Climate Fiction, or Cli-Fi, is a growing branch of science-fiction literature that deals with the effects of climate change on human society. Looking to dive in? Here are few suggestions to get you started.
Claire Vaye Watkins
Perpetual drought has baked California to a crisp. While most Californians have opted for government relocation to more habitable regions of the country, some stick it out, armed maniacs and severe dehydration be damned. Ray, a war veteran, and Luz, a former poster child for the Bureau of Conservation, are two of them. They’re living off cans of soda and squatting in abandoned mansions when they hear rumors of a dowser who can still find water in the parched Earth. They set off into the desert to find him, braving armed maniacs and government authorities along the way.
Climate change has almost completely destroyed Helsinki. The subway tunnels have flooded out, and tropical diseases are running rampant among what’s left of the population — mostly those too stubborn to quit the city or don’t have enough money to evacuate. Tapani, a struggling writer, is one of the former. Two days before Christmas, Tapani’s wife Johanna, a journalist, disappears. He worries that she might have fallen victim to a serial killer that she was investigating. Desperate to find her, Tapani sets out into the chaos for an investigation of her own.
Kim Stanley Robinson
Sea levels rose after the last of the polar ice caps melted, and now much of New York City lies under water. The streets have become canals, and the skyscrapers islands. Still, New Yorkers are a tough breed, and are unwilling to abandon this great American metropolis — flooded or not. As everyday residents struggle to adjust to a new normal, the barons of the finance industry plan to make a healthy profit, unaware that rebellion is just around the corner.
Margaret Atwood’s Oryx and Crake trilogy is set before and after a great plague kills most of humanity, but the Earth was in trouble well before that. Failure to halt climate change has created an out of control weather system where fierce storms and tornadoes are all to common. The coastlines are flooded, and there’s no seasons anymore: just one long, sticky, miserable summer. Those few who survived the plague scrounge for left-over faux foods (almost everything is soy-based) while dodging genetically modified creatures gone feral, like “wolvogs” and “pigoons”.
Climate change is a theme in much of Paolo Bacigalupi’s fiction. It’s hard to choose just one work by him to feature here, but The Water Knife is as good a candidate as any. Angel Velasquez is an assassin and enforcer in the drought-struck western United States of the future. She’s not exactly a good person, as you might gather. Her job is to maintain her wealthy land developer client’s monopoly on the region’s scarce water supply, and she’s damned good at it. When her path crosses with a refugee from Texas and an investigative journalist, Angel finds her loyalties tested.
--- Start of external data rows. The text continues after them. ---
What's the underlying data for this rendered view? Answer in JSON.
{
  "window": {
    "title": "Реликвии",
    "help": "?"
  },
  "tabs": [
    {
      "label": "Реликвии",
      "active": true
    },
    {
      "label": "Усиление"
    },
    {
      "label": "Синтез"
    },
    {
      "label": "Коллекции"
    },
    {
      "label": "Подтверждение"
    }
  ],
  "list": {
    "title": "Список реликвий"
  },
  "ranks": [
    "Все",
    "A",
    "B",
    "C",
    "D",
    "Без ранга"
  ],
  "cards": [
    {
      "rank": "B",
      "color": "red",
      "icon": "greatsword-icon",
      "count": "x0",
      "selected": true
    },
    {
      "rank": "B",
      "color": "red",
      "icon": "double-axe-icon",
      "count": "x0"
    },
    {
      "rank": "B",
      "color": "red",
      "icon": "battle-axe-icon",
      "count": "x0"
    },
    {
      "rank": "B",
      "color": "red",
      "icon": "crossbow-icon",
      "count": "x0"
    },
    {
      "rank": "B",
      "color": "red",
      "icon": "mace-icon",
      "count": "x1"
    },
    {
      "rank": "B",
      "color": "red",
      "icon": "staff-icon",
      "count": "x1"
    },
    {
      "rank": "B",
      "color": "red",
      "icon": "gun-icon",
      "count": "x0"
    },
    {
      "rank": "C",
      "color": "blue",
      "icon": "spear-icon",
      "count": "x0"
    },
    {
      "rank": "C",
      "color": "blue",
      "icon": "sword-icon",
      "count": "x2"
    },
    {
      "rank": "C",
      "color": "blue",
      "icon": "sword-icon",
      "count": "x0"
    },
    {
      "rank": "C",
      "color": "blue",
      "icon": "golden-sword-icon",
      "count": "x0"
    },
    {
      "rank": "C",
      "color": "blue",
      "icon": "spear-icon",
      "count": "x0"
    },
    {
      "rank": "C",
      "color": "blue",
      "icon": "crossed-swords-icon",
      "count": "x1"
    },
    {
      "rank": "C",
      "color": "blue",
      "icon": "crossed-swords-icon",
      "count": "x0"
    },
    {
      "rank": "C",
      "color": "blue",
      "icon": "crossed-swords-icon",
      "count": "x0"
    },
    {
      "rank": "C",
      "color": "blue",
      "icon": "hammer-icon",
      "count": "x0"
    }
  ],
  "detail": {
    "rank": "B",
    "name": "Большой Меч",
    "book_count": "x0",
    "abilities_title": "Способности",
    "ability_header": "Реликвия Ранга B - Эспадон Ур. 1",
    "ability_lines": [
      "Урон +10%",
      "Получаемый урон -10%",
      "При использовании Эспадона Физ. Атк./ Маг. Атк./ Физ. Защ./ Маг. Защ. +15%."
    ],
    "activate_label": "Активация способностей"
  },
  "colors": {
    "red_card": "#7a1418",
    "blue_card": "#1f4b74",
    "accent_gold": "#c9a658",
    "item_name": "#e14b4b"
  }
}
Curious about other sci-fi/fantasy subgenres? Check out all of our So You Want To Read lists – we’re adding new ones all the time!
Claire Vaye Watkins